Tarrytown, NY - March 1, 2007 The American Booksellers Association announced today that, ABA's turn-key e-commerce product for member bookstores, has launched functionality to allow consumers to view book content from two leading publishers. Content from HarperCollins’ “Browse Inside” program, and content from Random House, Inc’s “Insight” program, is available to consumers via the “Browse Sample Pages” link now found on websites. By clicking the link, consumers can browse the first few pages of titles from both publishers, and, with Random House titles, consumers can also search inside the book for keywords.

By offering sample book material for more than 7,500 Random House, Inc. and HarperCollins new and backlist titles, independent booksellers have the opportunity to significantly grow on and offline sales for those titles.

“We believe strongly that this kind of added content will help consumers make better informed buying decisions,” said Len Vlahos, ABA’s Director of “We’re very pleased that our partners at both HarperCollins and Random House reached out to the independent bookstores to be early adopters of the technology.” began in 2000 as a feature-rich web option for independent bookstores. Its tools allows ABA members to create customized websites accessing Ingram’s three million title iPage database, a state-of-the-art keyword search, professional commerce tools, and flexible fulfillment methods, including an “on our shelves now” feature.

I'm poking around on the Random House site now, trying to figure out what can be done with this new tool, and imagining how it will affect indie store website, particularly those with BookSense. Perhaps it will be a tool for litbloggers, too. Perhaps this is the tip of the iceberg -- more publishers will follow, along with more integration... or perhaps they've blown their stash. Perhaps customers will find this a useful alternative to Amazon's Look Inside! or Google Book Search... or perhaps not.

In any case, I suspect this is one of the things those sneaky ABA guys had up their sleeves when they convened us for the Digital Task Force. One of the things we stressed as important was keeping indie bookstores at the table when decisions about digitization were being made. This looks like they've secured a spot at that table.

What do you think? What kind of impact will Insight have on readers, on bloggers, on publishers, on booksellers? Is it a usable tool? Do you care about this, or does it not affect your experience of reading?

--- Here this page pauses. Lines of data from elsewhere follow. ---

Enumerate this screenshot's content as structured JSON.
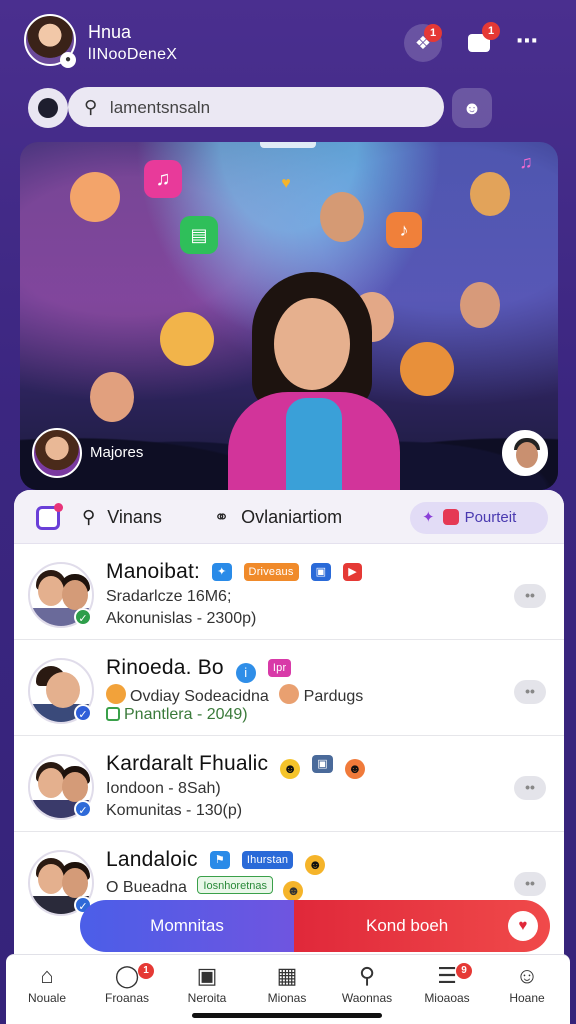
{
  "header": {
    "user_name": "Hnua",
    "user_subtitle": "lINooDeneX",
    "notification_badge": "1",
    "message_badge": "1"
  },
  "search": {
    "placeholder": "lamentsnsaln"
  },
  "hero": {
    "featured_label": "Majores"
  },
  "tabs": {
    "tab1": "Vinans",
    "tab2": "Ovlaniartiom",
    "pill": "Pourteit"
  },
  "list": [
    {
      "title": "Manoibat:",
      "line1": "Sradarlcze 16M6;",
      "line2": "Akonunislas - 2300p)",
      "chip1": "Driveaus"
    },
    {
      "title": "Rinoeda. Bo",
      "line1": "Ovdiay Sodeacidna",
      "line1b": "Pardugs",
      "line2": "Pnantlera - 2049)",
      "chip1": "Ipr"
    },
    {
      "title": "Kardaralt Fhualic",
      "line1": "Iondoon - 8Sah)",
      "line2": "Komunitas - 130(p)"
    },
    {
      "title": "Landaloic",
      "line1": "O Bueadna",
      "chip1": "Ihurstan",
      "chip2": "Iosnhoretnas"
    }
  ],
  "cta": {
    "left_label": "Momnitas",
    "right_label": "Kond boeh"
  },
  "nav": [
    {
      "label": "Nouale",
      "icon": "home-icon"
    },
    {
      "label": "Froanas",
      "icon": "shield-icon",
      "badge": "1"
    },
    {
      "label": "Neroita",
      "icon": "sticker-icon"
    },
    {
      "label": "Mionas",
      "icon": "grid-icon"
    },
    {
      "label": "Waonnas",
      "icon": "search-icon"
    },
    {
      "label": "Mioaoas",
      "icon": "clipboard-icon",
      "badge": "9"
    },
    {
      "label": "Hoane",
      "icon": "person-icon"
    }
  ],
  "colors": {
    "background": "#3b2680",
    "accent": "#6a3fd8",
    "cta_left": "#4b5ee8",
    "cta_right": "#e0283a",
    "badge": "#e53935"
  }
}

Is it too little, too late, or a big step in the right direction? I'd love to hear what any and all of you have to say about what this means, for now and for the future. Sound off while I figure out whether I agree with you.